top of page
  • Writer's pictureLove Ballymena

Department of Health launches consultation on development of Regional Obesity Management Service

Surgery underway

The Department of Health has today launched two separate public consultations on the development of a new Regional Obesity Management Service and a new Obesity Strategic Framework.

Obesity is a significant public health issue in Northern Ireland, with the latest Health Survey NI data showing that 65% of adults and 26% of children are living with obesity or overweight. Having obesity can reduce life expectancy, increase the risk of a range of health conditions including heart disease, stroke and type II diabetes, and can have a significant detrimental impact on mental health. The annual cost of obesity to society in Northern Ireland is estimated at £500million annually.

The Department is inviting the public to share their views on a new Obesity Strategic Framework - ‘Healthy Futures’ which aims to create the conditions that enable and support people to improve their diet and participate in more physical activity and reduce the risk of related harm for those living with overweight and obesity.

Alongside the Framework, the Department is also asking for views on the development of a prototype Regional Obesity Management Service which will enable people living with obesity here to access treatment and specialist support that is not currently available to them, including weight loss medication and/or weight loss (bariatric) surgery, in line with clinical assessment of need.

Peter May, Department of Health Permanent Secretary, said:

“Supporting and enabling people to improve their health and wellbeing is a key priority for the Department of Health. Improving people’s health will enhance their lives, as well as reducing the demand on our health and social care services, making us economically more productive and helping individuals and our population to become more resilient."

Mr May continued:

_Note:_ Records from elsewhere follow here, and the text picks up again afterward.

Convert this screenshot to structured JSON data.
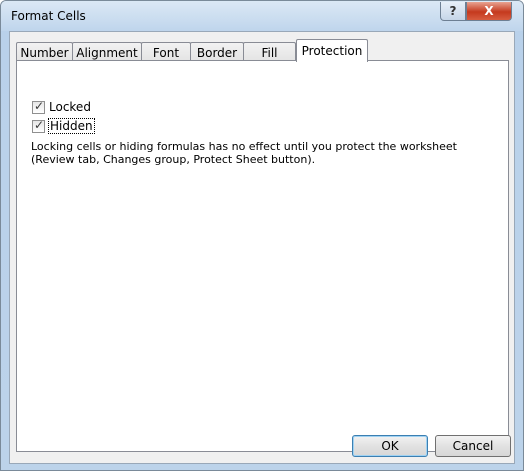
{
  "window": {
    "title": "Format Cells",
    "help_icon": "?",
    "close_icon": "X"
  },
  "tabs": [
    {
      "label": "Number"
    },
    {
      "label": "Alignment"
    },
    {
      "label": "Font"
    },
    {
      "label": "Border"
    },
    {
      "label": "Fill"
    },
    {
      "label": "Protection"
    }
  ],
  "protection": {
    "locked_label": "Locked",
    "locked_checked": true,
    "hidden_label": "Hidden",
    "hidden_checked": true,
    "info_text": "Locking cells or hiding formulas has no effect until you protect the worksheet (Review tab, Changes group, Protect Sheet button)."
  },
  "buttons": {
    "ok_label": "OK",
    "cancel_label": "Cancel"
  }
}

“The latest data shows that we are seeing increasing levels of obesity in our population and that levels are consistently higher in those who are most deprived. This not only underlines the importance of taking a whole system approach to addressing obesity, but also demonstrates the need to address the wider social and economic determinants of health linked to deprivation and opportunity. It’s imperative that we take action now and I would encourage people to have their say on the proposed interventions.”

Both the new Regional Obesity Management Service (ROMS) and Obesity Strategic Framework consultation documents are available on the Department of Health website - Consultations | Department of Health (

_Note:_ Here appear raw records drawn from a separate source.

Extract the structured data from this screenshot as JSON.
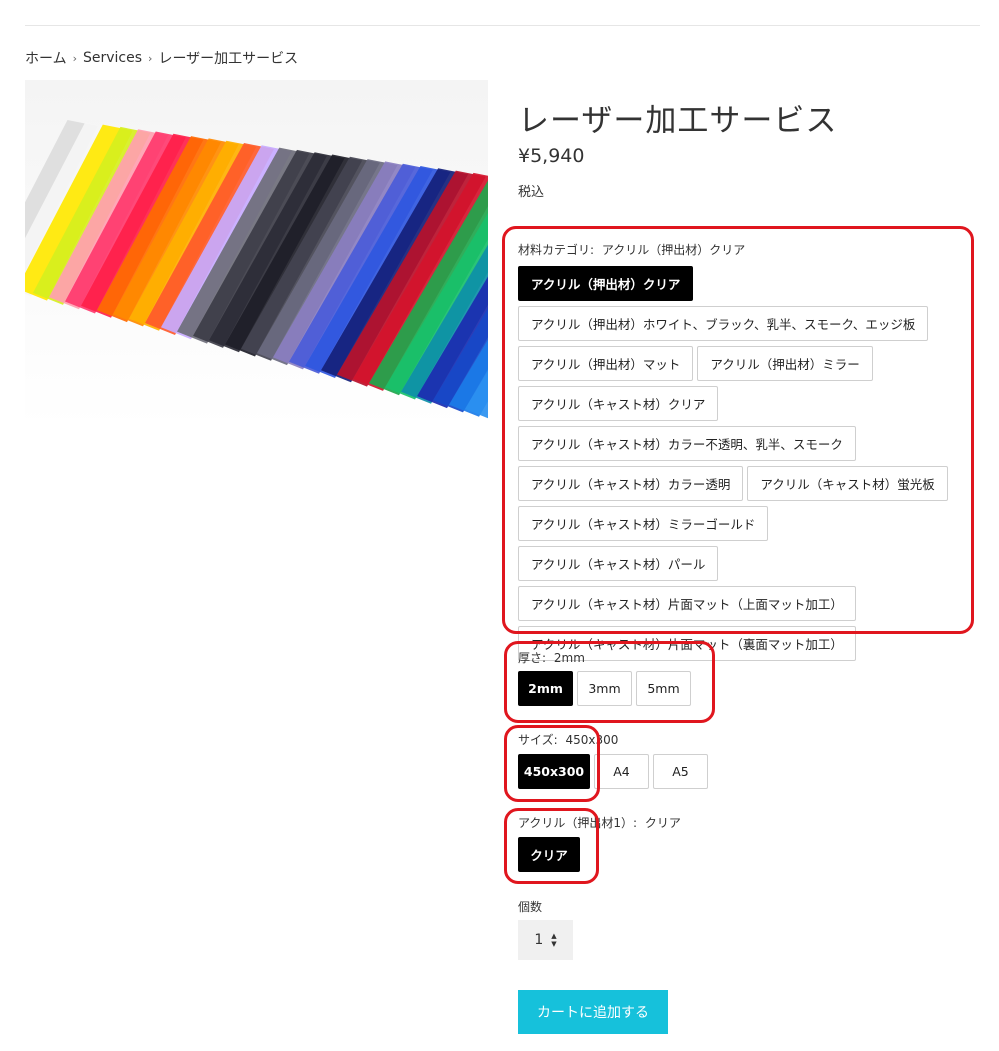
{
  "breadcrumb": {
    "home": "ホーム",
    "services": "Services",
    "current": "レーザー加工サービス",
    "separator": "›"
  },
  "product": {
    "title": "レーザー加工サービス",
    "price": "¥5,940",
    "tax_note": "税込"
  },
  "material": {
    "label": "材料カテゴリ:",
    "selected": "アクリル（押出材）クリア",
    "options": [
      "アクリル（押出材）クリア",
      "アクリル（押出材）ホワイト、ブラック、乳半、スモーク、エッジ板",
      "アクリル（押出材）マット",
      "アクリル（押出材）ミラー",
      "アクリル（キャスト材）クリア",
      "アクリル（キャスト材）カラー不透明、乳半、スモーク",
      "アクリル（キャスト材）カラー透明",
      "アクリル（キャスト材）蛍光板",
      "アクリル（キャスト材）ミラーゴールド",
      "アクリル（キャスト材）パール",
      "アクリル（キャスト材）片面マット（上面マット加工）",
      "アクリル（キャスト材）片面マット（裏面マット加工）"
    ]
  },
  "thickness": {
    "label": "厚さ:",
    "selected": "2mm",
    "options": [
      "2mm",
      "3mm",
      "5mm"
    ]
  },
  "size": {
    "label": "サイズ:",
    "selected": "450x300",
    "options": [
      "450x300",
      "A4",
      "A5"
    ]
  },
  "acrylic": {
    "label": "アクリル（押出材1）:",
    "selected": "クリア",
    "options": [
      "クリア"
    ]
  },
  "quantity": {
    "label": "個数",
    "value": "1",
    "up": "▲",
    "down": "▼"
  },
  "cart": {
    "button": "カートに追加する"
  },
  "colors": {
    "accent": "#16c1db",
    "selected_bg": "#000000",
    "highlight": "#e0161e"
  }
}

Deadline to respond to both consultations is 5pm on Friday 16 February 2024.

A Fitter Future For All was the department’s 10-year strategic framework for obesity prevention, first published in 2012. For the past 18 months, work has been underway to co-produce a successor strategy, ‘Healthy Futures’, aligning with existing and developing strategies on cancer prevention, diabetes, food and physical activity and bringing together obesity prevention and obesity treatment in an overarching, cross-departmental strategy.

A project board involving health professionals, academics, the community and voluntary sector, other Government Departments, and importantly those with lived and/or living experience of the issue, has lead the development of the consultation document. Open seminars were held to get the views of key stakeholders, and specific research was commissioned to support the process.

The Department proposes to establish a new clinical treatment pathway aimed at increasing access to care, whilst at the same time prioritising those patients who stand to benefit the most. This treatment pathway would complement existing public health measures to prevent and manage the disease of obesity.  It is proposed that the new Regional Obesity Management Service be introduced as a prototype for an initial period of two years, and it is intended that, during that period, 100 bariatric surgeries will be delivered per annum, as well as the prescribing of weight loss medication.

The annual cost of obesity to society in Northern Ireland is estimated at £500m annually. Source – R. Johnston (2023) “The  Economic Impact of Smoking, Alcohol Consumption and Obesity in Northern Ireland” - ni-cost-to-society-figures-web.pdf (


bottom of page